#### Data supplied
--- START ---
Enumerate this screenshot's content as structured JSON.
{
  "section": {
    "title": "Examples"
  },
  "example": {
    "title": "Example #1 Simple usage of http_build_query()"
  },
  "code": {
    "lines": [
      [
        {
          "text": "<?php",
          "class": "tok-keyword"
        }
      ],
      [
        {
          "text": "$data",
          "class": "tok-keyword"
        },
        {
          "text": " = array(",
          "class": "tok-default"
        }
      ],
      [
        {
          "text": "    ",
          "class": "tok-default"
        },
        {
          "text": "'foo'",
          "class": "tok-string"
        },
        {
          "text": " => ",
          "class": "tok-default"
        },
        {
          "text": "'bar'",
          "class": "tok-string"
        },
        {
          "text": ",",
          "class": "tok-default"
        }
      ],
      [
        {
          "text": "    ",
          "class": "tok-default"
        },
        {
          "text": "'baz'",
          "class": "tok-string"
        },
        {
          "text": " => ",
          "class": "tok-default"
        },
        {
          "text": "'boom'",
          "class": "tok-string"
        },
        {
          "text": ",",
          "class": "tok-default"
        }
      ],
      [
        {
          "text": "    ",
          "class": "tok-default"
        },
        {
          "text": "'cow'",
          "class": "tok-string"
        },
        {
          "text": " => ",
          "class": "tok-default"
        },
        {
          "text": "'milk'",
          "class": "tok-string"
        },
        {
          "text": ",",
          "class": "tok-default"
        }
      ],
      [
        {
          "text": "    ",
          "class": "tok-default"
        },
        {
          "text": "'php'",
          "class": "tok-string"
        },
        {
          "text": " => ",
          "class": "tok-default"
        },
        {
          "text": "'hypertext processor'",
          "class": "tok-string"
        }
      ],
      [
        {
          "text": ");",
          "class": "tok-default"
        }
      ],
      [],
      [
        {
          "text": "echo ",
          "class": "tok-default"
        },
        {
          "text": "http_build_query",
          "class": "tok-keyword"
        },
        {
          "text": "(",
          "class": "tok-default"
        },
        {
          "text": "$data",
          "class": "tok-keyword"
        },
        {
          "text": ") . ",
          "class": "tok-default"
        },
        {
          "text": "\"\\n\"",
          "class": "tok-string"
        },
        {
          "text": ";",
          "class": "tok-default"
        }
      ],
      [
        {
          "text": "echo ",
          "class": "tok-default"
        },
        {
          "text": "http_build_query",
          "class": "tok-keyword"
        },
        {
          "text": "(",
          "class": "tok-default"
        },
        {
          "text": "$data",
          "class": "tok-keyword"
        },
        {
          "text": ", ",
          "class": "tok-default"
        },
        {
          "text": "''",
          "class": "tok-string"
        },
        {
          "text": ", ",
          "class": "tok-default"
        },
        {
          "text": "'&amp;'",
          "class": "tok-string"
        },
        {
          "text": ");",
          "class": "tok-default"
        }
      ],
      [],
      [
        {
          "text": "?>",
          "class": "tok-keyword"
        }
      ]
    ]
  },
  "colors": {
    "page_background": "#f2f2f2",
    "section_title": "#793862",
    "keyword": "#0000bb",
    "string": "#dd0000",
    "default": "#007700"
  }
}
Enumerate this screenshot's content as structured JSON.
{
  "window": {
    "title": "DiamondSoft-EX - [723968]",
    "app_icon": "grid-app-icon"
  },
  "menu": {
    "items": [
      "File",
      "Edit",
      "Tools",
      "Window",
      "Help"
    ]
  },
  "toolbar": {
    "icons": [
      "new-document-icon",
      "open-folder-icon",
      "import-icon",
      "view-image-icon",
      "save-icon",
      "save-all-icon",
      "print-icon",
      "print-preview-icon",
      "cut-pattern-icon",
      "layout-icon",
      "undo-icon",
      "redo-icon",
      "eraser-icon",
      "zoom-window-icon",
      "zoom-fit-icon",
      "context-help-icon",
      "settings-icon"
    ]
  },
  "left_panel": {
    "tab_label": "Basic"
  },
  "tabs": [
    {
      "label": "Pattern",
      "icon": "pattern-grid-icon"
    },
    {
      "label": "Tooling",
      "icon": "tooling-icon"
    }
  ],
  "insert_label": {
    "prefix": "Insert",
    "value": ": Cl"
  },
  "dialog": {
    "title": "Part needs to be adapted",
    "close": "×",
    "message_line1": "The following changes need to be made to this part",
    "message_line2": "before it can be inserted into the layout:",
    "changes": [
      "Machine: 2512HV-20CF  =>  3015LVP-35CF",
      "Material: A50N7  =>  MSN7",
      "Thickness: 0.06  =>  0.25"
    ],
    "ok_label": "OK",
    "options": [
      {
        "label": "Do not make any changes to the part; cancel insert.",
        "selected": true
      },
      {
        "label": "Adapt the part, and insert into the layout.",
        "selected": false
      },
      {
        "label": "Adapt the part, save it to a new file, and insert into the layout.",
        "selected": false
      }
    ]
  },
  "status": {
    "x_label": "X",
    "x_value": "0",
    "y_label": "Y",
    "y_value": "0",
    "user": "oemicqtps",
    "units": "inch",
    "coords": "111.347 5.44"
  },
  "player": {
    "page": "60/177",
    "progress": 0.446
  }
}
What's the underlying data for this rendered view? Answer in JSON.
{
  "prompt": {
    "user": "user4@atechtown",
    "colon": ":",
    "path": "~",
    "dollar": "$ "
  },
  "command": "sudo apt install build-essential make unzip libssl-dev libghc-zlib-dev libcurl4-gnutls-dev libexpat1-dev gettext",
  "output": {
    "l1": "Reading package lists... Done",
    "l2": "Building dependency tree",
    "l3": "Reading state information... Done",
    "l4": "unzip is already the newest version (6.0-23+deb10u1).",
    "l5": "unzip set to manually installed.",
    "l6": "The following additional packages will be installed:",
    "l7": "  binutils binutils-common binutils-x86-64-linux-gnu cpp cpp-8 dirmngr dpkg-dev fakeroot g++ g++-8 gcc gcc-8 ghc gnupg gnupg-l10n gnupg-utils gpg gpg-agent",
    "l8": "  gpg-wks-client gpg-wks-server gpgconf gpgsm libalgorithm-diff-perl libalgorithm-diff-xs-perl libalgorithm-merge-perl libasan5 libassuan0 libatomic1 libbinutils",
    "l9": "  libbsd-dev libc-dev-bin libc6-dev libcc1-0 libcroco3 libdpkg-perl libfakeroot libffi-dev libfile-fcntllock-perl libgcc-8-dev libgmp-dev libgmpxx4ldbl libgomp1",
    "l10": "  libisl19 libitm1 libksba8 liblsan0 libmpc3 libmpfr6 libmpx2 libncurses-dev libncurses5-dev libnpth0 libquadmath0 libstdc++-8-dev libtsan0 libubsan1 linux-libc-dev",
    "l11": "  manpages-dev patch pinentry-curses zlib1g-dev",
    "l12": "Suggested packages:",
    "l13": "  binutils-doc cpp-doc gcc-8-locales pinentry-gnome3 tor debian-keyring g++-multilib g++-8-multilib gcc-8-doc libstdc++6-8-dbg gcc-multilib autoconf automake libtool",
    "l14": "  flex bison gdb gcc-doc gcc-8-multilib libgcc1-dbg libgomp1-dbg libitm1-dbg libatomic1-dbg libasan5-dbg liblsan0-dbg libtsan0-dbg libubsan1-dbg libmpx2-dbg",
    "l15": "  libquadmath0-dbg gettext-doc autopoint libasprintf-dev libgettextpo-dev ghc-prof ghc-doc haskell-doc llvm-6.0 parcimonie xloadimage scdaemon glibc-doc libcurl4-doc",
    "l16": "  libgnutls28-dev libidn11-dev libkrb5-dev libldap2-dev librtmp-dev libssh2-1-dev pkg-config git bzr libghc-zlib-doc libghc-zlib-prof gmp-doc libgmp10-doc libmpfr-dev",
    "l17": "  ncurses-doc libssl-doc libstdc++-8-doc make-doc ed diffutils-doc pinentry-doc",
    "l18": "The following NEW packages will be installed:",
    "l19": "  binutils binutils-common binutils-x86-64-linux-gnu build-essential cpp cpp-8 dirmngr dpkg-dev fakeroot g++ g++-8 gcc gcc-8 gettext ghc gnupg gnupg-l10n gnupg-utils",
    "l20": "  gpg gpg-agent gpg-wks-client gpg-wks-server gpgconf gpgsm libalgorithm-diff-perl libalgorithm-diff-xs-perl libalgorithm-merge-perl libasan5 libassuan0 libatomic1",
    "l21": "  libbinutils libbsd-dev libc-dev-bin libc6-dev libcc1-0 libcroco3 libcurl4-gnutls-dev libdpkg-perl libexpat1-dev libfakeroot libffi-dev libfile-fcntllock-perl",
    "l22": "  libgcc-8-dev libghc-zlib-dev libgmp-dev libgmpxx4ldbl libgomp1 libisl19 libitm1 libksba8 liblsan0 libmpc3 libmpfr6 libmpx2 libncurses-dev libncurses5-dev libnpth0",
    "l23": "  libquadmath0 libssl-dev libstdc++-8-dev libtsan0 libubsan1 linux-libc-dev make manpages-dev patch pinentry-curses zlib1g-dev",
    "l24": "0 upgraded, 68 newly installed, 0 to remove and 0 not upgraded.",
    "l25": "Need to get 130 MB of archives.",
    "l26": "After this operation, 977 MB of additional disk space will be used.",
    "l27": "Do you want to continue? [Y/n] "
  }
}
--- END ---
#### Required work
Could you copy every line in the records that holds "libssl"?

#### Answer to this exercise
  "command": "sudo apt install build-essential make unzip libssl-dev libghc-zlib-dev libcurl4-gnutls-dev libexpat1-dev gettext",
    "l17": "  ncurses-doc libssl-doc libstdc++-8-doc make-doc ed diffutils-doc pinentry-doc",
    "l23": "  libquadmath0 libssl-dev libstdc++-8-dev libtsan0 libubsan1 linux-libc-dev make manpages-dev patch pinentry-curses zlib1g-dev",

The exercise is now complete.